The marathon as shrink

Christine and Timmy finish the San Diego MarathonThere’s something about running marathons that helps people focus on what they really want out of life. Seven years ago I ran a marathon after what seemed like training forever with my friend Timmy. The day of the marathon was one of the most emotional and difficult runs of my life. (Whoever tells you if you can run 20 miles you can run 26.2 is exaggerating) But here’s the beautiful part no one tells you about: after getting through the parts that I include under the “lowest lows” heading of my life (where the medic asked me if I was okay and needed to stop at mile 10 and the guy walking his dog who told me I was super-slow), I reached this moment at mile 23ish where the whole world just seemed to crack open to me. I know it sounds crazy but it was a near-religious experience. I felt if I could do this impossible thing, anything in the world was possible. Like there was an opening of myself to the possible.

Up until that day I had been working as a web developer. Which was fine, but really not making the most out of what makes me the best person I can be. Within a year of that marathon I started my job at Intuit which quite literally changed my life. I also met my husband.

I’ve seen two dear friends run marathons in recent months. One of them has already completely transformed her life: career, love life, moving closer to family, the whole thing.

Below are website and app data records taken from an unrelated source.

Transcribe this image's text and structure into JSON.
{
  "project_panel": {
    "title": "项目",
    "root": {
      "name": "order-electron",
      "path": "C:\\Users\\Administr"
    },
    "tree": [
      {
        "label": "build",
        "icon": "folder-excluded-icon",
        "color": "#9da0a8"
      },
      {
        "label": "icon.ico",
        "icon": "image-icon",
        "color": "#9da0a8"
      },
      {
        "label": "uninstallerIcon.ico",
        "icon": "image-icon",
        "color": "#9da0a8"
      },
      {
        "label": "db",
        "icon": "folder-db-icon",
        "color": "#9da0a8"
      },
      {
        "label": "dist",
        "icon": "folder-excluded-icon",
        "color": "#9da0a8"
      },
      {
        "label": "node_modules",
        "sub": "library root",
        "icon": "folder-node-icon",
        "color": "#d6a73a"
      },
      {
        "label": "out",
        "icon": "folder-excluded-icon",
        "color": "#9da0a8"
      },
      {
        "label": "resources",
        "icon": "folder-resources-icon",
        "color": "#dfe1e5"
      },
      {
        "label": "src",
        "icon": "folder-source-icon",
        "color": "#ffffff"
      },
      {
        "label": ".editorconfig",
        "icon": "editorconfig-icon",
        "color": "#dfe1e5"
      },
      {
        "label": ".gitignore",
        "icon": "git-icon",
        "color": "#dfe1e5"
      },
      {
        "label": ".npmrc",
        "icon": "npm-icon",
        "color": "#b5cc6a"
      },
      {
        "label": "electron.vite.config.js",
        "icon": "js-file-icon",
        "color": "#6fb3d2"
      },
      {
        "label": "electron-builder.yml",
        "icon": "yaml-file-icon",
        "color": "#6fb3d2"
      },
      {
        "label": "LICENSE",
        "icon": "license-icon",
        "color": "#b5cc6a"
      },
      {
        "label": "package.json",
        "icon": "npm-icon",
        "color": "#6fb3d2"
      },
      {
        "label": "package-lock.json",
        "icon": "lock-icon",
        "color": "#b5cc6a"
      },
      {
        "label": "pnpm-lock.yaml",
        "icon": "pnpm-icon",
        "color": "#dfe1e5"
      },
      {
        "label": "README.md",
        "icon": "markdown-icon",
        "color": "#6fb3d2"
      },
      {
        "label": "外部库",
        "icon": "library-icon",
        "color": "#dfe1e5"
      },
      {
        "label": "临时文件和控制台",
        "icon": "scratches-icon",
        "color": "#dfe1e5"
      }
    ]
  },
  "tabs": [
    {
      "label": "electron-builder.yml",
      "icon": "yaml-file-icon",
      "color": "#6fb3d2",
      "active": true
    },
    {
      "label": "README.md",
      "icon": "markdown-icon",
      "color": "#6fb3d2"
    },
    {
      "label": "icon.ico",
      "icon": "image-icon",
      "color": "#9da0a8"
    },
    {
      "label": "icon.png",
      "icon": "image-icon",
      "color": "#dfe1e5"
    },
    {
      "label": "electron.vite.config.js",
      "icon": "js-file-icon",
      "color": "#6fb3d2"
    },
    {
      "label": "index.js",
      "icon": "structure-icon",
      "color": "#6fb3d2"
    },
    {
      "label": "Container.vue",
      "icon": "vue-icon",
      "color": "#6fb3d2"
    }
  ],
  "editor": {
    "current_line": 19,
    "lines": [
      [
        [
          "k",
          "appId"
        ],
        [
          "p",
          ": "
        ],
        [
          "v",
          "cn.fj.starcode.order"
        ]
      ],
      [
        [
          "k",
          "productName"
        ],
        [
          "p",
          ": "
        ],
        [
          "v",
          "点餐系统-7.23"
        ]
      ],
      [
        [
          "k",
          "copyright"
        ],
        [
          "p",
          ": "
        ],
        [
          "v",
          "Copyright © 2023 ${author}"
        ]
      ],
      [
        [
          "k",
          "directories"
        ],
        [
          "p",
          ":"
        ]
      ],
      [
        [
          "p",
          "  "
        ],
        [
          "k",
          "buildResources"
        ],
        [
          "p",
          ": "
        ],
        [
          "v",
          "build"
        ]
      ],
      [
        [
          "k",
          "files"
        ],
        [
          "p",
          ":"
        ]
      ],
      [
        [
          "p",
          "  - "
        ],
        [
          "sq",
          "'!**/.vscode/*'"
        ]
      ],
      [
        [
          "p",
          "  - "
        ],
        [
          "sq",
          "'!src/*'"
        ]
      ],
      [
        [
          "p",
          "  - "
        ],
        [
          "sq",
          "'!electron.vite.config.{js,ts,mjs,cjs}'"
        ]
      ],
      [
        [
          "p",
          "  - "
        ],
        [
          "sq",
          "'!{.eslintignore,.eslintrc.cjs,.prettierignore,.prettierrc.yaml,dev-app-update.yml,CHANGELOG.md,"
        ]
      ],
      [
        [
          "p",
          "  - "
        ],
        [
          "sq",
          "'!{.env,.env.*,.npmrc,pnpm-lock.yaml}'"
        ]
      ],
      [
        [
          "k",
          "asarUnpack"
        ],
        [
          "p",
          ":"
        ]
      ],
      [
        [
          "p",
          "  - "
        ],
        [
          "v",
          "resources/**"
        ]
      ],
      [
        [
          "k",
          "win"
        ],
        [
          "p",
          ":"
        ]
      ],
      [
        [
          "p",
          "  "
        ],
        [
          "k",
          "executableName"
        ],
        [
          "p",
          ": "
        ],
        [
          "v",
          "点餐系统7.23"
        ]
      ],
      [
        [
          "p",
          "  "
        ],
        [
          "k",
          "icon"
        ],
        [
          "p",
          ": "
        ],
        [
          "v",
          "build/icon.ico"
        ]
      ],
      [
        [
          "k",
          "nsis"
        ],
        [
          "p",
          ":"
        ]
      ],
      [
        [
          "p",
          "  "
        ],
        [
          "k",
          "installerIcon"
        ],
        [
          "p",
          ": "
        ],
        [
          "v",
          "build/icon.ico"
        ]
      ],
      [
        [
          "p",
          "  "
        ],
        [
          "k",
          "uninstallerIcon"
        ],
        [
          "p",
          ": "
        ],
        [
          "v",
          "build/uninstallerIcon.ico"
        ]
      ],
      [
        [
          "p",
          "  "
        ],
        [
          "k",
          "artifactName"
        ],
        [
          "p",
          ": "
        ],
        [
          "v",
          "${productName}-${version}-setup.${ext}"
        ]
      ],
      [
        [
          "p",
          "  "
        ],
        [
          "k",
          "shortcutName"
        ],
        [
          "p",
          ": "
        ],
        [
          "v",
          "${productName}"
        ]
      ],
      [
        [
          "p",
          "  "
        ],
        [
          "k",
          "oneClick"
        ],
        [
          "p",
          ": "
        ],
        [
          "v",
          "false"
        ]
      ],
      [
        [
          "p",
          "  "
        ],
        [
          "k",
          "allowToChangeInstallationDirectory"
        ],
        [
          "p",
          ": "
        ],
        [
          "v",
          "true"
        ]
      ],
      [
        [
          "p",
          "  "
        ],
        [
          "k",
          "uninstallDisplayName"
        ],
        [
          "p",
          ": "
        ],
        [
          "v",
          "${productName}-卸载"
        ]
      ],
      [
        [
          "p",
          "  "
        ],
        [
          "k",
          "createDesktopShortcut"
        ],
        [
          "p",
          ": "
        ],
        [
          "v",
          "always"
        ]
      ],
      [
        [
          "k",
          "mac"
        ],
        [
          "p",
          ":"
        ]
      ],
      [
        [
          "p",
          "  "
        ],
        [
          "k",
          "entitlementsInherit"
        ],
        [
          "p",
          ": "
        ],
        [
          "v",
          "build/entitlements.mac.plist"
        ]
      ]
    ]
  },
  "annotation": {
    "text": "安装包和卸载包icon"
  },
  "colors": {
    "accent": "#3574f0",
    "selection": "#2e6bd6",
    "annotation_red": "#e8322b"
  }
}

There’s just something about those marathons. If you don’t believe me, try it for yourself.

Maturity may not be what you expect

As we get older (as we all are every day) the goal is to get smarter, better, and be full of hope and joy. A word I like to describe all those things at once is “maturity.”

Without the benefit of experience and wisdom, Immaturity dictates you approach delightful things with an air of disdain and cynicism. Immaturity thinks it makes you look smarter to not admit you like comic books or musicals. It even means you don’t notice the natural world around you – plants, birds, laughing children and twinkling stars go unnoticed. Twenty-something friends, this doesn’t make you mature, it robs you of happiness. When I think back to the smug kid I was growing up in Palo Alto – a place it’s really easy to be smug and cynical by the way – it makes me a little sad of all the moments of joy I cost myself.

Maturity says you grab joy in every little way you can, minute by minute. One of my dear friends made her way into my heart the at a New Year’s Eve party where neither of us knew virtually anyone. A house party, they had Dick Clark’s countdown on their big-screen TV. After the announcer said who the upcoming entertainers would be, in a quiet moment she said a little too loudly: “I love Kelly Clarkson!” (She had just won American Idol) More silence followed. We looked at each other and cracked up, laughing until we cried. Embarrassing? You bet. But it made me love her joie de vivre. So twenty-somethings let that be your goal: go get you some joie de vivre and admit you love Glee.

“Most people don’t grow up. Most people age. They find parking spaces, honor their credit cards, get married, have children, and call that maturity. What that is, is aging.”
— Maya Angelou

The next frontier part II

Innovation adoption curve

Innovation adoption curve source: Wikipedia

As part of the “next frontier” of embracing the early majority on social media, there are some big questions leaders have to grapple with:

  • How do I encourage people across the business to include social solutions in their strategies?
  • How do I simultaneously cede control to the increasing numbers of people who want to engage in social channels and still guide the strategy?
  • How do I convince even the late majority and laggards that social solutions can improve the outcomes they’re seeking? More specifically, how do I do it without my ego getting in the way?
  • How do I balance time spent between executing strategies and educating?

I don’t know how I’m going to answer these questions yet, but one day soon I hopefully will. If you have any answers borne of experience, please comment.